▶ **DIRECTIONS FOR THIS TASK**
Repeat each entry verbatim.

▶ **SOURCE DATA**

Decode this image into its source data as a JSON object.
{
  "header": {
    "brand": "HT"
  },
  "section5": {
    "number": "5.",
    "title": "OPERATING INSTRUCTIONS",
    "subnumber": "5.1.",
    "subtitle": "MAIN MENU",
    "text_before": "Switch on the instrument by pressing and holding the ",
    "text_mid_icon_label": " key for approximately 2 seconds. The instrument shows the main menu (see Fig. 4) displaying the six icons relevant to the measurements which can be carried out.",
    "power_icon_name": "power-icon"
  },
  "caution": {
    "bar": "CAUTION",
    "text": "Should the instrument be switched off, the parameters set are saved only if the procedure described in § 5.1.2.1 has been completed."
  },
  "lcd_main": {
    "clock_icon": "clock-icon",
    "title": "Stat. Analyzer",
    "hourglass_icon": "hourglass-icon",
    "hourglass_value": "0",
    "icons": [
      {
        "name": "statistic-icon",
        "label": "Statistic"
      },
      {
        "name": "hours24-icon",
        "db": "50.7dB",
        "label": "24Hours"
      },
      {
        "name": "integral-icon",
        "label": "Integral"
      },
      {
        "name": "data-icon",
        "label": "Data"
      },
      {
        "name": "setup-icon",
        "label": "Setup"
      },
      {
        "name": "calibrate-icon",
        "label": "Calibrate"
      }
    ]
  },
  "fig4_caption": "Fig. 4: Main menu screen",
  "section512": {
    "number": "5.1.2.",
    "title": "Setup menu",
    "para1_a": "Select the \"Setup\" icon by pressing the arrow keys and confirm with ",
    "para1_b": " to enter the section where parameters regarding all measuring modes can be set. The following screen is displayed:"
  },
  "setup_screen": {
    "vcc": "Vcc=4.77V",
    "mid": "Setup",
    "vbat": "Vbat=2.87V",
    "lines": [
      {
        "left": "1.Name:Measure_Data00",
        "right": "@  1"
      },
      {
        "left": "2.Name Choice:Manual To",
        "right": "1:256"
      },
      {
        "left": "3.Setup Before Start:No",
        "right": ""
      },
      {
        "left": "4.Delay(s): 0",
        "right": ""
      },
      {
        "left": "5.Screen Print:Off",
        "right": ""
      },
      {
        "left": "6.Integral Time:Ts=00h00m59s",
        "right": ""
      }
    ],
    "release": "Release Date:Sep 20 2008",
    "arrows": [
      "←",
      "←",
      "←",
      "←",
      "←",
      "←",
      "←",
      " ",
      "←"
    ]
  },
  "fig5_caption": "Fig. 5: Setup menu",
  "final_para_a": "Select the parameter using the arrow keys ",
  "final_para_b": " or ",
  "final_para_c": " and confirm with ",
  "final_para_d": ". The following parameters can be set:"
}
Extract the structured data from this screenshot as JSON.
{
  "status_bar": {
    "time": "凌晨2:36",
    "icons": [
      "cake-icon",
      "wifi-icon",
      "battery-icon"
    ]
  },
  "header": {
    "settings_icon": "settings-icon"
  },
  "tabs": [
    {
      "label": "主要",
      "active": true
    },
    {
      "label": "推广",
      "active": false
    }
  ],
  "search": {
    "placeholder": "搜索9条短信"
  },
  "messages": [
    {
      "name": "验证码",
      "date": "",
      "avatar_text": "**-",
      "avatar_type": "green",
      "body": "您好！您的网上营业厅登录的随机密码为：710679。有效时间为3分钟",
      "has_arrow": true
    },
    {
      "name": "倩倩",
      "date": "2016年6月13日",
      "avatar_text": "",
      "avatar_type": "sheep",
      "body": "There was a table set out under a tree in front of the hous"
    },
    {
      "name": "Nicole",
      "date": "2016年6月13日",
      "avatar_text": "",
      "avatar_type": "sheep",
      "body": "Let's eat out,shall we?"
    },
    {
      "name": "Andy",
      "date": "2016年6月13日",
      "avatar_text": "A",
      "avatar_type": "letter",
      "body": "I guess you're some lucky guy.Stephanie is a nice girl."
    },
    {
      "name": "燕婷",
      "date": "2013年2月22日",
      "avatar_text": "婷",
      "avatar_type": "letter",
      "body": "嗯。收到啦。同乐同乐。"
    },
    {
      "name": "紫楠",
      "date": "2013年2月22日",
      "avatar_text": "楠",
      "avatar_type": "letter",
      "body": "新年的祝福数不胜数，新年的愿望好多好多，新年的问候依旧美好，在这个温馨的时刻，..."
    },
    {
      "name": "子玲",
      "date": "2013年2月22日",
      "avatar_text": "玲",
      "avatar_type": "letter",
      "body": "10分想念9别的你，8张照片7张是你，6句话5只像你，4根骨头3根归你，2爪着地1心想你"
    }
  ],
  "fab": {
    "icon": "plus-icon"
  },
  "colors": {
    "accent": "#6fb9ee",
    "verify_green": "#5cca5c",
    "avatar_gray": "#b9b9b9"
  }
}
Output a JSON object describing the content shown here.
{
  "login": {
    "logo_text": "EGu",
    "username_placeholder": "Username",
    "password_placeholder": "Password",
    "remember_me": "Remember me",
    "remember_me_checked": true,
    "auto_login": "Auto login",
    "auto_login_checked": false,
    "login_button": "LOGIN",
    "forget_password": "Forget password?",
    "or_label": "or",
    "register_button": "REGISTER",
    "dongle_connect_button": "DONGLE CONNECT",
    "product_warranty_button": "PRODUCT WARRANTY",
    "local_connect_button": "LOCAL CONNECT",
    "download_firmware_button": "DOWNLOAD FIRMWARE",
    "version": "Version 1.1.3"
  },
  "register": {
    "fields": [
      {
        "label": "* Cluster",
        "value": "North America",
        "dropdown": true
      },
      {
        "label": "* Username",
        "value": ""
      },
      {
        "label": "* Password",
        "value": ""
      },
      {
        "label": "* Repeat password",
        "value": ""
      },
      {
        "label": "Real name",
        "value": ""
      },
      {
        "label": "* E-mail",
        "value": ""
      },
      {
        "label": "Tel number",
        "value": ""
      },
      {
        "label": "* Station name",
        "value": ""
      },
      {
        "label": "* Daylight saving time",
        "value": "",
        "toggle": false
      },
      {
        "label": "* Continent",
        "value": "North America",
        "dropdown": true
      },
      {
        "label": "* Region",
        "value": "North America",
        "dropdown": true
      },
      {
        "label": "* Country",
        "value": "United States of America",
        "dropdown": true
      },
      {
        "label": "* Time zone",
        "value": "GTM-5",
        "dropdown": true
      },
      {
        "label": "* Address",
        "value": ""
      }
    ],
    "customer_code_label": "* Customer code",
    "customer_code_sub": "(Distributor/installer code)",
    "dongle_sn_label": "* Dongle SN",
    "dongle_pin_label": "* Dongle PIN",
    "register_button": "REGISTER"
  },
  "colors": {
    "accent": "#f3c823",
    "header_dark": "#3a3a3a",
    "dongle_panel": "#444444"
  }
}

▶ **SOLUTION FOR THIS TASK**
Decode this image into its source data as a JSON object.
{
  "header": {
    "brand": "HT"
  },
  "section5": {
    "number": "5.",
    "title": "OPERATING INSTRUCTIONS",
    "subnumber": "5.1.",
    "subtitle": "MAIN MENU",
    "text_before": "Switch on the instrument by pressing and holding the ",
    "text_mid_icon_label": " key for approximately 2 seconds. The instrument shows the main menu (see Fig. 4) displaying the six icons relevant to the measurements which can be carried out.",
    "power_icon_name": "power-icon"
  },
  "caution": {
    "bar": "CAUTION",
    "text": "Should the instrument be switched off, the parameters set are saved only if the procedure described in § 5.1.2.1 has been completed."
  },
  "lcd_main": {
    "clock_icon": "clock-icon",
    "title": "Stat. Analyzer",
    "hourglass_icon": "hourglass-icon",
    "hourglass_value": "0",
    "icons": [
      {
        "name": "statistic-icon",
        "label": "Statistic"
      },
      {
        "name": "hours24-icon",
        "db": "50.7dB",
        "label": "24Hours"
      },
      {
        "name": "integral-icon",
        "label": "Integral"
      },
      {
        "name": "data-icon",
        "label": "Data"
      },
      {
        "name": "setup-icon",
        "label": "Setup"
      },
      {
        "name": "calibrate-icon",
        "label": "Calibrate"
      }
    ]
  },
  "fig4_caption": "Fig. 4: Main menu screen",
  "section512": {
    "number": "5.1.2.",
    "title": "Setup menu",
    "para1_a": "Select the \"Setup\" icon by pressing the arrow keys and confirm with ",
    "para1_b": " to enter the section where parameters regarding all measuring modes can be set. The following screen is displayed:"
  },
  "setup_screen": {
    "vcc": "Vcc=4.77V",
    "mid": "Setup",
    "vbat": "Vbat=2.87V",
    "lines": [
      {
        "left": "1.Name:Measure_Data00",
        "right": "@  1"
      },
      {
        "left": "2.Name Choice:Manual To",
        "right": "1:256"
      },
      {
        "left": "3.Setup Before Start:No",
        "right": ""
      },
      {
        "left": "4.Delay(s): 0",
        "right": ""
      },
      {
        "left": "5.Screen Print:Off",
        "right": ""
      },
      {
        "left": "6.Integral Time:Ts=00h00m59s",
        "right": ""
      }
    ],
    "release": "Release Date:Sep 20 2008",
    "arrows": [
      "←",
      "←",
      "←",
      "←",
      "←",
      "←",
      "←",
      " ",
      "←"
    ]
  },
  "fig5_caption": "Fig. 5: Setup menu",
  "final_para_a": "Select the parameter using the arrow keys ",
  "final_para_b": " or ",
  "final_para_c": " and confirm with ",
  "final_para_d": ". The following parameters can be set:"
}
Extract the structured data from this screenshot as JSON.
{
  "status_bar": {
    "time": "凌晨2:36",
    "icons": [
      "cake-icon",
      "wifi-icon",
      "battery-icon"
    ]
  },
  "header": {
    "settings_icon": "settings-icon"
  },
  "tabs": [
    {
      "label": "主要",
      "active": true
    },
    {
      "label": "推广",
      "active": false
    }
  ],
  "search": {
    "placeholder": "搜索9条短信"
  },
  "messages": [
    {
      "name": "验证码",
      "date": "",
      "avatar_text": "**-",
      "avatar_type": "green",
      "body": "您好！您的网上营业厅登录的随机密码为：710679。有效时间为3分钟",
      "has_arrow": true
    },
    {
      "name": "倩倩",
      "date": "2016年6月13日",
      "avatar_text": "",
      "avatar_type": "sheep",
      "body": "There was a table set out under a tree in front of the hous"
    },
    {
      "name": "Nicole",
      "date": "2016年6月13日",
      "avatar_text": "",
      "avatar_type": "sheep",
      "body": "Let's eat out,shall we?"
    },
    {
      "name": "Andy",
      "date": "2016年6月13日",
      "avatar_text": "A",
      "avatar_type": "letter",
      "body": "I guess you're some lucky guy.Stephanie is a nice girl."
    },
    {
      "name": "燕婷",
      "date": "2013年2月22日",
      "avatar_text": "婷",
      "avatar_type": "letter",
      "body": "嗯。收到啦。同乐同乐。"
    },
    {
      "name": "紫楠",
      "date": "2013年2月22日",
      "avatar_text": "楠",
      "avatar_type": "letter",
      "body": "新年的祝福数不胜数，新年的愿望好多好多，新年的问候依旧美好，在这个温馨的时刻，..."
    },
    {
      "name": "子玲",
      "date": "2013年2月22日",
      "avatar_text": "玲",
      "avatar_type": "letter",
      "body": "10分想念9别的你，8张照片7张是你，6句话5只像你，4根骨头3根归你，2爪着地1心想你"
    }
  ],
  "fab": {
    "icon": "plus-icon"
  },
  "colors": {
    "accent": "#6fb9ee",
    "verify_green": "#5cca5c",
    "avatar_gray": "#b9b9b9"
  }
}
Output a JSON object describing the content shown here.
{
  "login": {
    "logo_text": "EGu",
    "username_placeholder": "Username",
    "password_placeholder": "Password",
    "remember_me": "Remember me",
    "remember_me_checked": true,
    "auto_login": "Auto login",
    "auto_login_checked": false,
    "login_button": "LOGIN",
    "forget_password": "Forget password?",
    "or_label": "or",
    "register_button": "REGISTER",
    "dongle_connect_button": "DONGLE CONNECT",
    "product_warranty_button": "PRODUCT WARRANTY",
    "local_connect_button": "LOCAL CONNECT",
    "download_firmware_button": "DOWNLOAD FIRMWARE",
    "version": "Version 1.1.3"
  },
  "register": {
    "fields": [
      {
        "label": "* Cluster",
        "value": "North America",
        "dropdown": true
      },
      {
        "label": "* Username",
        "value": ""
      },
      {
        "label": "* Password",
        "value": ""
      },
      {
        "label": "* Repeat password",
        "value": ""
      },
      {
        "label": "Real name",
        "value": ""
      },
      {
        "label": "* E-mail",
        "value": ""
      },
      {
        "label": "Tel number",
        "value": ""
      },
      {
        "label": "* Station name",
        "value": ""
      },
      {
        "label": "* Daylight saving time",
        "value": "",
        "toggle": false
      },
      {
        "label": "* Continent",
        "value": "North America",
        "dropdown": true
      },
      {
        "label": "* Region",
        "value": "North America",
        "dropdown": true
      },
      {
        "label": "* Country",
        "value": "United States of America",
        "dropdown": true
      },
      {
        "label": "* Time zone",
        "value": "GTM-5",
        "dropdown": true
      },
      {
        "label": "* Address",
        "value": ""
      }
    ],
    "customer_code_label": "* Customer code",
    "customer_code_sub": "(Distributor/installer code)",
    "dongle_sn_label": "* Dongle SN",
    "dongle_pin_label": "* Dongle PIN",
    "register_button": "REGISTER"
  },
  "colors": {
    "accent": "#f3c823",
    "header_dark": "#3a3a3a",
    "dongle_panel": "#444444"
  }
}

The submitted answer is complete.